[TASK OBJECTIVE]
Return every record below exactly as written, but leave out the pictures.
+++ TASK INPUT
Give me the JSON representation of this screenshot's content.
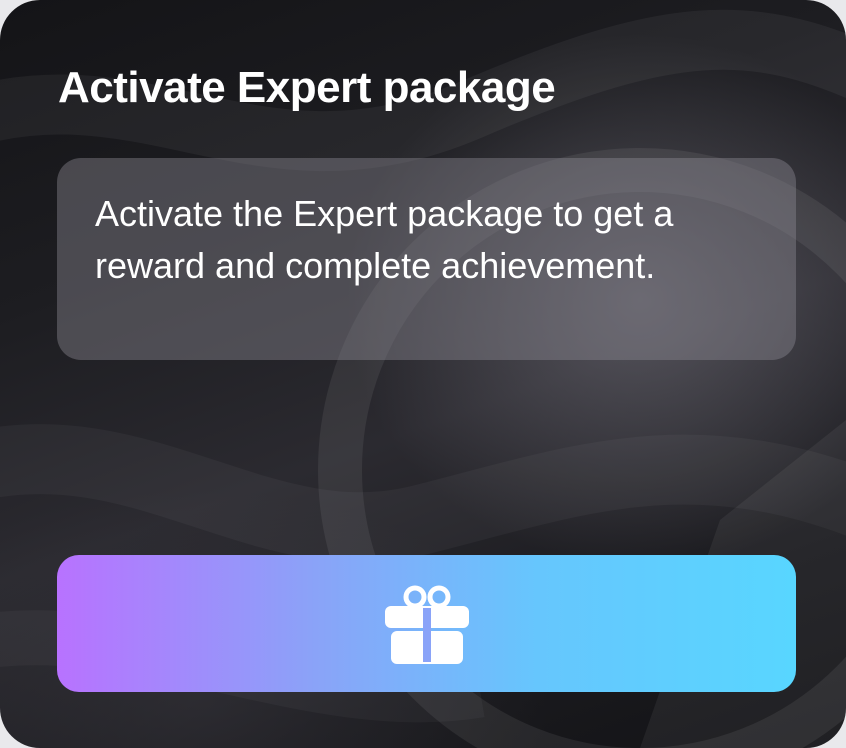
{
  "card": {
    "title": "Activate Expert package",
    "description": "Activate the Expert package to get a reward and complete achievement."
  },
  "reward_button": {
    "icon": "gift-icon",
    "gradient_start": "#b872ff",
    "gradient_end": "#58d6ff"
  },
  "colors": {
    "background": "#1d1d21",
    "text": "#ffffff",
    "panel": "rgba(140,138,148,0.42)"
  }
}
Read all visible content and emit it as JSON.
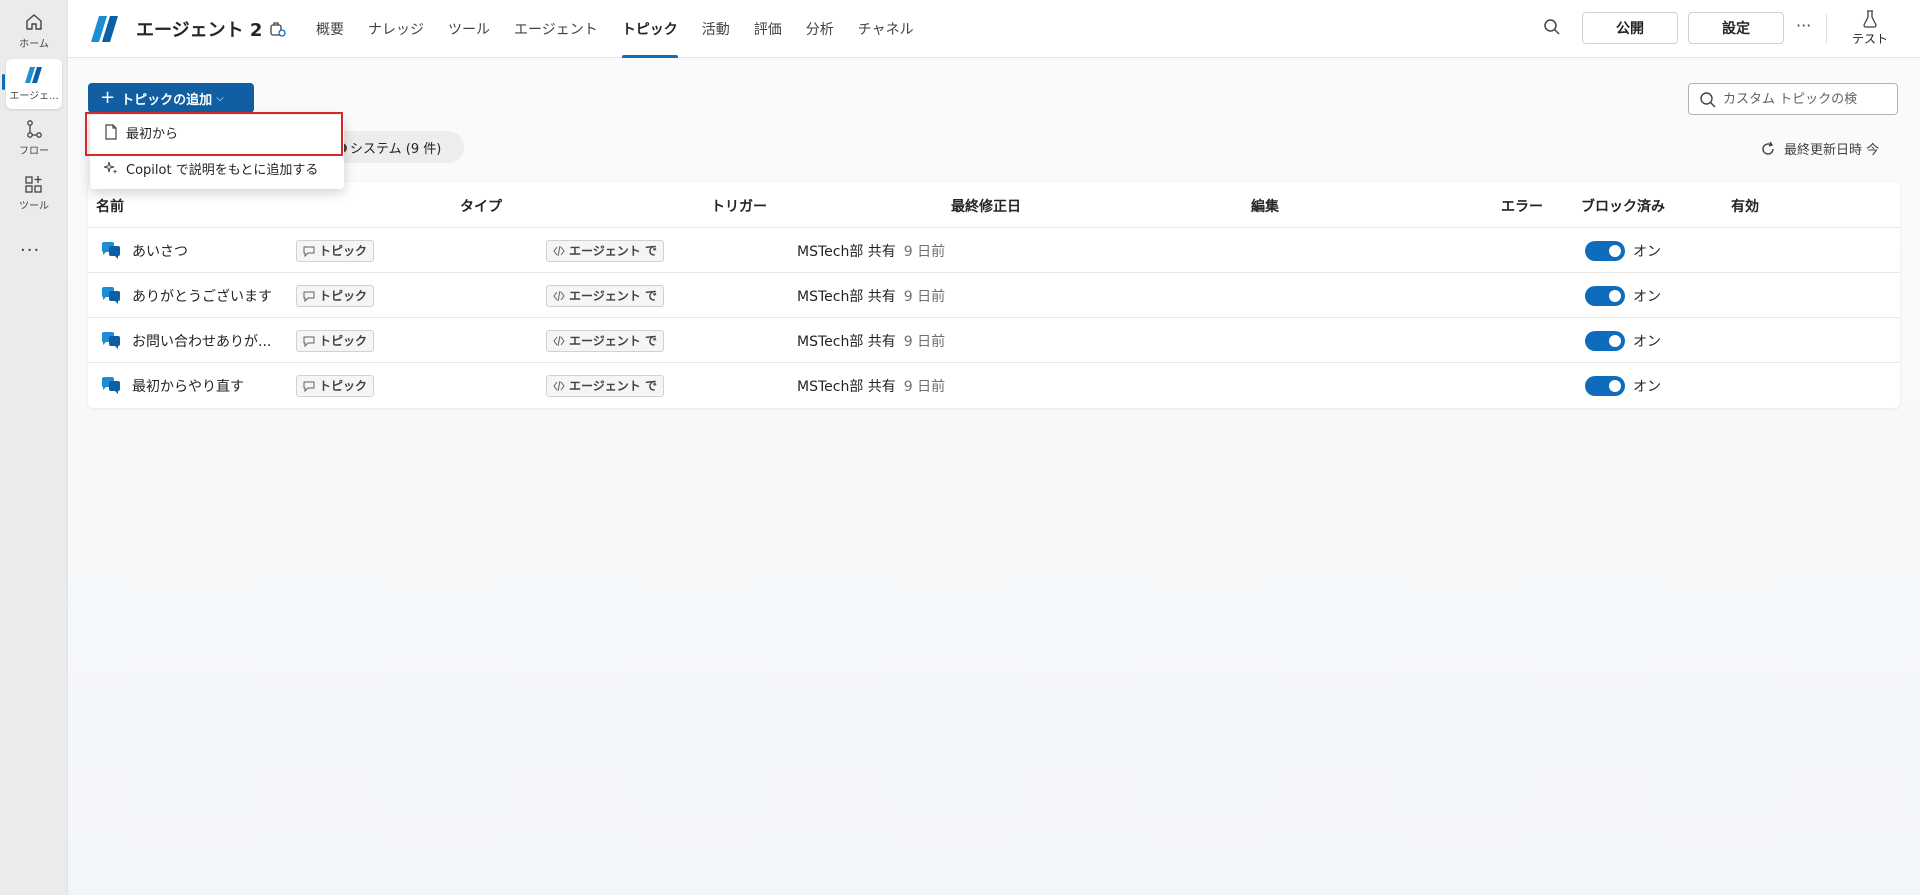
{
  "rail": {
    "items": [
      {
        "label": "ホーム",
        "icon": "home-icon"
      },
      {
        "label": "エージェ...",
        "icon": "agent-icon"
      },
      {
        "label": "フロー",
        "icon": "flow-icon"
      },
      {
        "label": "ツール",
        "icon": "tools-icon"
      }
    ],
    "more": "···"
  },
  "header": {
    "title": "エージェント 2",
    "tabs": [
      "概要",
      "ナレッジ",
      "ツール",
      "エージェント",
      "トピック",
      "活動",
      "評価",
      "分析",
      "チャネル"
    ],
    "active_tab": "トピック",
    "publish_label": "公開",
    "settings_label": "設定",
    "more_label": "···",
    "test_label": "テスト"
  },
  "toolbar": {
    "add_topic_label": "トピックの追加",
    "system_filter_label": "システム (9 件)",
    "search_placeholder": "カスタム トピックの検",
    "last_updated_label": "最終更新日時 今"
  },
  "dropdown": {
    "items": [
      "最初から",
      "Copilot で説明をもとに追加する"
    ]
  },
  "table": {
    "columns": [
      "名前",
      "タイプ",
      "トリガー",
      "最終修正日",
      "編集",
      "エラー",
      "ブロック済み",
      "有効"
    ],
    "rows": [
      {
        "name": "あいさつ",
        "type": "トピック",
        "trigger": "エージェント で",
        "modified_by": "MSTech部 共有",
        "modified_when": "9 日前",
        "enabled": "オン"
      },
      {
        "name": "ありがとうございます",
        "type": "トピック",
        "trigger": "エージェント で",
        "modified_by": "MSTech部 共有",
        "modified_when": "9 日前",
        "enabled": "オン"
      },
      {
        "name": "お問い合わせありが...",
        "type": "トピック",
        "trigger": "エージェント で",
        "modified_by": "MSTech部 共有",
        "modified_when": "9 日前",
        "enabled": "オン"
      },
      {
        "name": "最初からやり直す",
        "type": "トピック",
        "trigger": "エージェント で",
        "modified_by": "MSTech部 共有",
        "modified_when": "9 日前",
        "enabled": "オン"
      }
    ]
  },
  "colors": {
    "accent": "#0f6cbd",
    "primary_button": "#115ea3",
    "highlight_border": "#d62a2a"
  }
}
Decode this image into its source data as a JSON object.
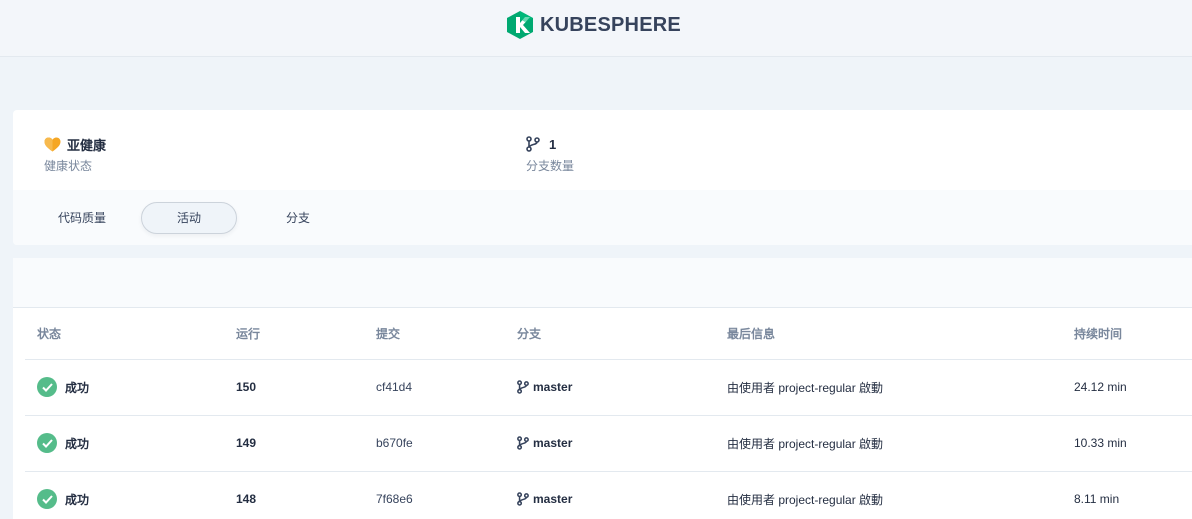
{
  "brand": {
    "name": "KUBESPHERE",
    "color": "#00a971"
  },
  "summary": {
    "health": {
      "value": "亚健康",
      "label": "健康状态",
      "icon": "heart-icon"
    },
    "branches": {
      "value": "1",
      "label": "分支数量",
      "icon": "branch-icon"
    }
  },
  "tabs": [
    {
      "label": "代码质量",
      "active": false
    },
    {
      "label": "活动",
      "active": true
    },
    {
      "label": "分支",
      "active": false
    }
  ],
  "table": {
    "headers": [
      "状态",
      "运行",
      "提交",
      "分支",
      "最后信息",
      "持续时间"
    ],
    "rows": [
      {
        "status": "成功",
        "run": "150",
        "commit": "cf41d4",
        "branch": "master",
        "message": "由使用者 project-regular 啟動",
        "duration": "24.12 min"
      },
      {
        "status": "成功",
        "run": "149",
        "commit": "b670fe",
        "branch": "master",
        "message": "由使用者 project-regular 啟動",
        "duration": "10.33 min"
      },
      {
        "status": "成功",
        "run": "148",
        "commit": "7f68e6",
        "branch": "master",
        "message": "由使用者 project-regular 啟動",
        "duration": "8.11 min"
      }
    ]
  }
}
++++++
[RESPONSE AREA]
Give me the JSON representation of this screenshot's content.
{
  "card": {
    "title": "Activate Expert package",
    "description": "Activate the Expert package to get a reward and complete achievement."
  },
  "reward_button": {
    "icon": "gift-icon",
    "gradient_start": "#b872ff",
    "gradient_end": "#58d6ff"
  },
  "colors": {
    "background": "#1d1d21",
    "text": "#ffffff",
    "panel": "rgba(140,138,148,0.42)"
  }
}
Read all visible content and emit it as JSON.
{
  "rail": {
    "items": [
      {
        "label": "ホーム",
        "icon": "home-icon"
      },
      {
        "label": "エージェ...",
        "icon": "agent-icon"
      },
      {
        "label": "フロー",
        "icon": "flow-icon"
      },
      {
        "label": "ツール",
        "icon": "tools-icon"
      }
    ],
    "more": "···"
  },
  "header": {
    "title": "エージェント 2",
    "tabs": [
      "概要",
      "ナレッジ",
      "ツール",
      "エージェント",
      "トピック",
      "活動",
      "評価",
      "分析",
      "チャネル"
    ],
    "active_tab": "トピック",
    "publish_label": "公開",
    "settings_label": "設定",
    "more_label": "···",
    "test_label": "テスト"
  },
  "toolbar": {
    "add_topic_label": "トピックの追加",
    "system_filter_label": "システム (9 件)",
    "search_placeholder": "カスタム トピックの検",
    "last_updated_label": "最終更新日時 今"
  },
  "dropdown": {
    "items": [
      "最初から",
      "Copilot で説明をもとに追加する"
    ]
  },
  "table": {
    "columns": [
      "名前",
      "タイプ",
      "トリガー",
      "最終修正日",
      "編集",
      "エラー",
      "ブロック済み",
      "有効"
    ],
    "rows": [
      {
        "name": "あいさつ",
        "type": "トピック",
        "trigger": "エージェント で",
        "modified_by": "MSTech部 共有",
        "modified_when": "9 日前",
        "enabled": "オン"
      },
      {
        "name": "ありがとうございます",
        "type": "トピック",
        "trigger": "エージェント で",
        "modified_by": "MSTech部 共有",
        "modified_when": "9 日前",
        "enabled": "オン"
      },
      {
        "name": "お問い合わせありが...",
        "type": "トピック",
        "trigger": "エージェント で",
        "modified_by": "MSTech部 共有",
        "modified_when": "9 日前",
        "enabled": "オン"
      },
      {
        "name": "最初からやり直す",
        "type": "トピック",
        "trigger": "エージェント で",
        "modified_by": "MSTech部 共有",
        "modified_when": "9 日前",
        "enabled": "オン"
      }
    ]
  },
  "colors": {
    "accent": "#0f6cbd",
    "primary_button": "#115ea3",
    "highlight_border": "#d62a2a"
  }
}
Decode this image into its source data as a JSON object.
{
  "brand": {
    "name": "KUBESPHERE",
    "color": "#00a971"
  },
  "summary": {
    "health": {
      "value": "亚健康",
      "label": "健康状态",
      "icon": "heart-icon"
    },
    "branches": {
      "value": "1",
      "label": "分支数量",
      "icon": "branch-icon"
    }
  },
  "tabs": [
    {
      "label": "代码质量",
      "active": false
    },
    {
      "label": "活动",
      "active": true
    },
    {
      "label": "分支",
      "active": false
    }
  ],
  "table": {
    "headers": [
      "状态",
      "运行",
      "提交",
      "分支",
      "最后信息",
      "持续时间"
    ],
    "rows": [
      {
        "status": "成功",
        "run": "150",
        "commit": "cf41d4",
        "branch": "master",
        "message": "由使用者 project-regular 啟動",
        "duration": "24.12 min"
      },
      {
        "status": "成功",
        "run": "149",
        "commit": "b670fe",
        "branch": "master",
        "message": "由使用者 project-regular 啟動",
        "duration": "10.33 min"
      },
      {
        "status": "成功",
        "run": "148",
        "commit": "7f68e6",
        "branch": "master",
        "message": "由使用者 project-regular 啟動",
        "duration": "8.11 min"
      }
    ]
  }
}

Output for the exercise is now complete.